Problem to work on
Copy out every line of the data that follows, exactly.

Supplied records
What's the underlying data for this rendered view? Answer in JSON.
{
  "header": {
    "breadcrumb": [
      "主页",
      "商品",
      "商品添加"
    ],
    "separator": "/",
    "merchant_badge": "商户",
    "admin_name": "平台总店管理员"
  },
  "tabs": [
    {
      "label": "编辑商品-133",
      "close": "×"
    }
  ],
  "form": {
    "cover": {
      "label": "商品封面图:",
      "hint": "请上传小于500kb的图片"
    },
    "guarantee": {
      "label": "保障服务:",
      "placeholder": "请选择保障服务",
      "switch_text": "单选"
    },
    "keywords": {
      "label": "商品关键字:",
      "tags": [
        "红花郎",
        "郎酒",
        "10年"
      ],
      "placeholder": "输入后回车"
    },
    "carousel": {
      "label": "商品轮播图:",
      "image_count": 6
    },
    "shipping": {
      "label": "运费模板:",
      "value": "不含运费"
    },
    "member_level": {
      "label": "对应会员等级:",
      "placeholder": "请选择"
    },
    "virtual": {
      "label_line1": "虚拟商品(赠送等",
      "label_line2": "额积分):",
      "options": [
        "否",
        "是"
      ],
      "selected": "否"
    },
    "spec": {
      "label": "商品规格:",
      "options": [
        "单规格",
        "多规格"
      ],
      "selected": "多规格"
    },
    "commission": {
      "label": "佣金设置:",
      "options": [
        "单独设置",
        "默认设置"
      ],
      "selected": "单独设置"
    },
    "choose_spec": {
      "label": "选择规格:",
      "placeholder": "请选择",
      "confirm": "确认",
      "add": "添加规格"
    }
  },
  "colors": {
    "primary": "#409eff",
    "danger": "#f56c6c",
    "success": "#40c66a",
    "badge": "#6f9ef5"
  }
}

Exercise answer
What's the underlying data for this rendered view? Answer in JSON.
{
  "header": {
    "breadcrumb": [
      "主页",
      "商品",
      "商品添加"
    ],
    "separator": "/",
    "merchant_badge": "商户",
    "admin_name": "平台总店管理员"
  },
  "tabs": [
    {
      "label": "编辑商品-133",
      "close": "×"
    }
  ],
  "form": {
    "cover": {
      "label": "商品封面图:",
      "hint": "请上传小于500kb的图片"
    },
    "guarantee": {
      "label": "保障服务:",
      "placeholder": "请选择保障服务",
      "switch_text": "单选"
    },
    "keywords": {
      "label": "商品关键字:",
      "tags": [
        "红花郎",
        "郎酒",
        "10年"
      ],
      "placeholder": "输入后回车"
    },
    "carousel": {
      "label": "商品轮播图:",
      "image_count": 6
    },
    "shipping": {
      "label": "运费模板:",
      "value": "不含运费"
    },
    "member_level": {
      "label": "对应会员等级:",
      "placeholder": "请选择"
    },
    "virtual": {
      "label_line1": "虚拟商品(赠送等",
      "label_line2": "额积分):",
      "options": [
        "否",
        "是"
      ],
      "selected": "否"
    },
    "spec": {
      "label": "商品规格:",
      "options": [
        "单规格",
        "多规格"
      ],
      "selected": "多规格"
    },
    "commission": {
      "label": "佣金设置:",
      "options": [
        "单独设置",
        "默认设置"
      ],
      "selected": "单独设置"
    },
    "choose_spec": {
      "label": "选择规格:",
      "placeholder": "请选择",
      "confirm": "确认",
      "add": "添加规格"
    }
  },
  "colors": {
    "primary": "#409eff",
    "danger": "#f56c6c",
    "success": "#40c66a",
    "badge": "#6f9ef5"
  }
}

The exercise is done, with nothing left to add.